Ahi (Hawaii’s Yellowfin Tuna) – Island of Oahu, Hawaii
Ahi Fever – Fishing for Yellowfin Tuna On the Makaha coast of Oahu, Hawaii
Giant Yellowfin Tuna (Ahi) school in large numbers along the calm Makaha Coast of Oahu. Unlike the north shore of Oahu where the fish occasionally migrate along the coast, every summer large schools of Ahi stop offshore of the Waianae Boat Harbor, sometimes staying in the same area for months at a time.While other charter fishing boats are traveling for hours from distant harbors like Haleiwa, Ko Olina, Waikiki, Pearl Harbor or Honolulu to reach these fish the “Live Bait” is just minutes away. Because this annual congregation of big Yellowfin Tuna, the Waianae Boat Harbor is home to Waianae Hawaii’s Ahi Fever Fishing Tournament.Shannon and the crew of “Live Bait” missed a first place finish in the 2009 Ahi Fever Tournament by two pounds but were happy to go home with a second place in the 2009 “Ahi Fever” Hawaii’s most prestigious fishing tournament.
Wahoo (called Ono in Hawaii) – Oahu, Hawaii
Deep Sea Fishing around Fish Aggregation Devices
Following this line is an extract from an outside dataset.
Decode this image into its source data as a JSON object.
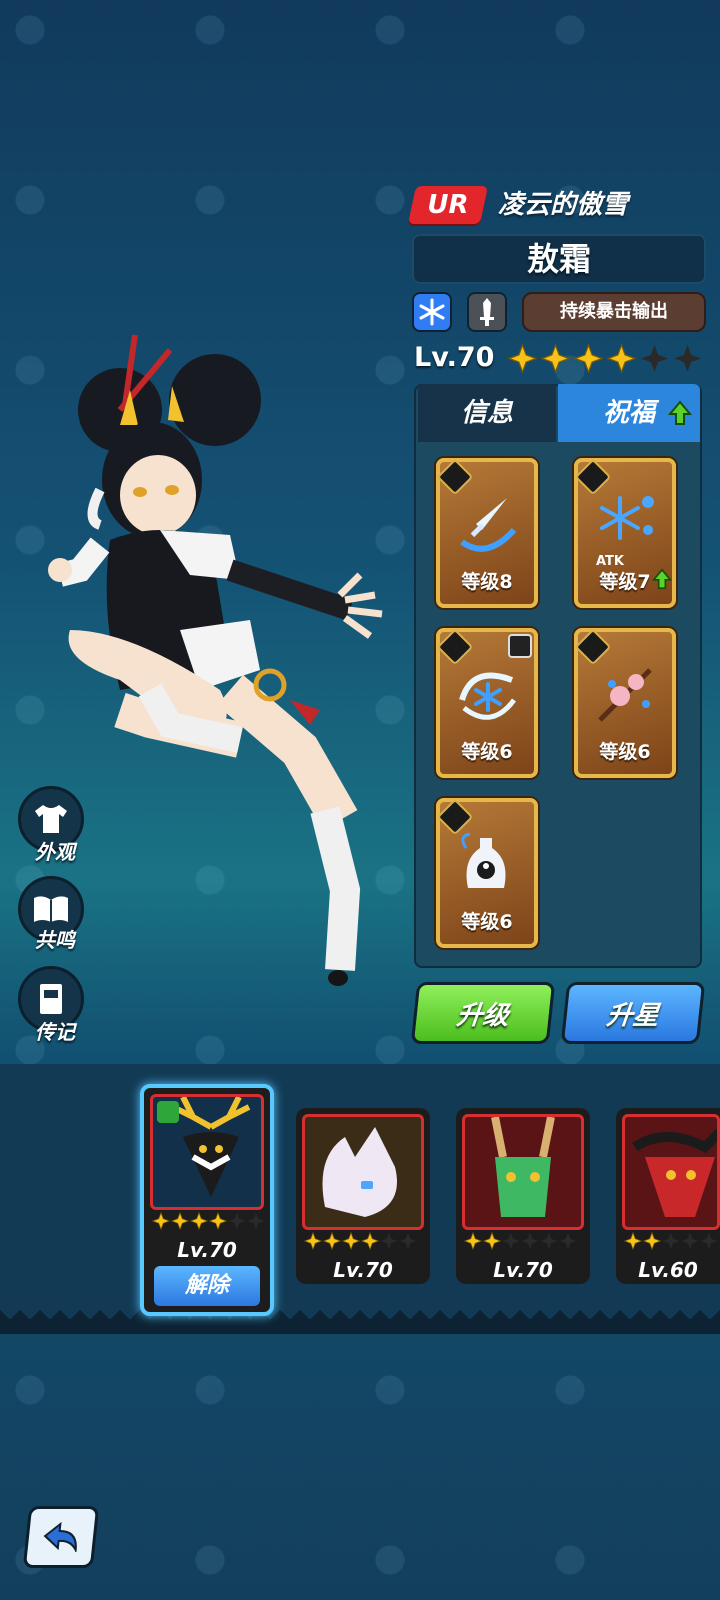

The state of Hawaii places offshore buoys around the islands to congregate fish, these buoys are called Fish Aggregation Devices or FAD’s. Any place a small fish can hide from or out maneuver a larger fish will attract and hold large schools of smaller fish and the larger predators that feed on them. A log, cargo net or any other naturally occuring debris will often be a gold mine of mahi, tuna and Wahoo.The state sponsored FAD’s work the same way. Due to the low frequency of commercial ship traffic the state places more buoys along the Waianae coast than it does on the Eastern or North Shores of the island of Oahu. Because the Waianae coast is on the leeward side of Oahu the water is generally calm and as a result the buoys are much less likely to break away as they do in the always rough water on the windward North Shore.If someone tells you that rough water fishing is better, don’t believe it, they just don’t have an option. Nothing competes with feeding live mackerel to tuna’s or mahi’s in calm water around a natural floater or a Fish Aggregation Device.